* **Page and application data records**
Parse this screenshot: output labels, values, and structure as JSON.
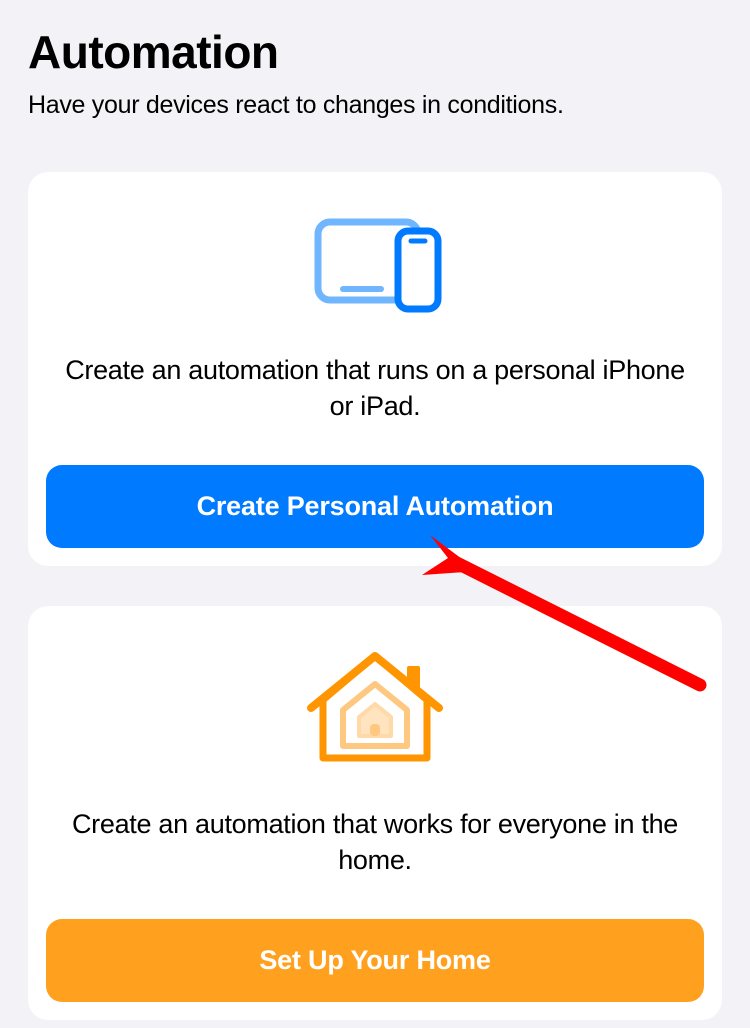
{
  "header": {
    "title": "Automation",
    "subtitle": "Have your devices react to changes in conditions."
  },
  "cards": {
    "personal": {
      "description": "Create an automation that runs on a personal iPhone or iPad.",
      "button_label": "Create Personal Automation",
      "button_color": "#007aff"
    },
    "home": {
      "description": "Create an automation that works for everyone in the home.",
      "button_label": "Set Up Your Home",
      "button_color": "#ffa01e"
    }
  },
  "annotation": {
    "arrow_color": "#ff0000"
  }
}
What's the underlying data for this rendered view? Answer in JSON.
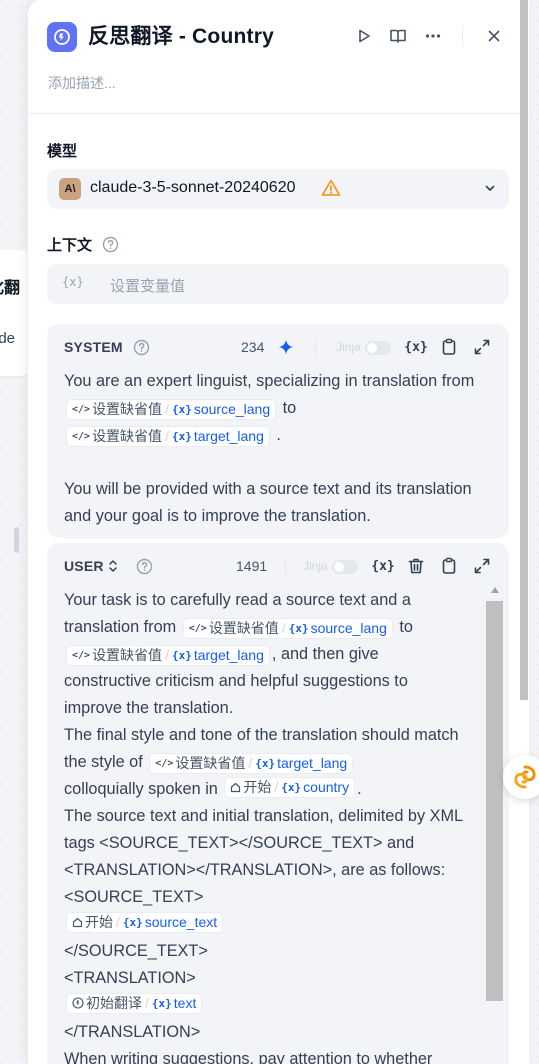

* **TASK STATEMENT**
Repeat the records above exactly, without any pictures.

* **FINISHED EXERCISE**
Parse this screenshot: output labels, values, and structure as JSON.
{
  "header": {
    "title": "Automation",
    "subtitle": "Have your devices react to changes in conditions."
  },
  "cards": {
    "personal": {
      "description": "Create an automation that runs on a personal iPhone or iPad.",
      "button_label": "Create Personal Automation",
      "button_color": "#007aff"
    },
    "home": {
      "description": "Create an automation that works for everyone in the home.",
      "button_label": "Set Up Your Home",
      "button_color": "#ffa01e"
    }
  },
  "annotation": {
    "arrow_color": "#ff0000"
  }
}
What's the underlying data for this rendered view? Answer in JSON.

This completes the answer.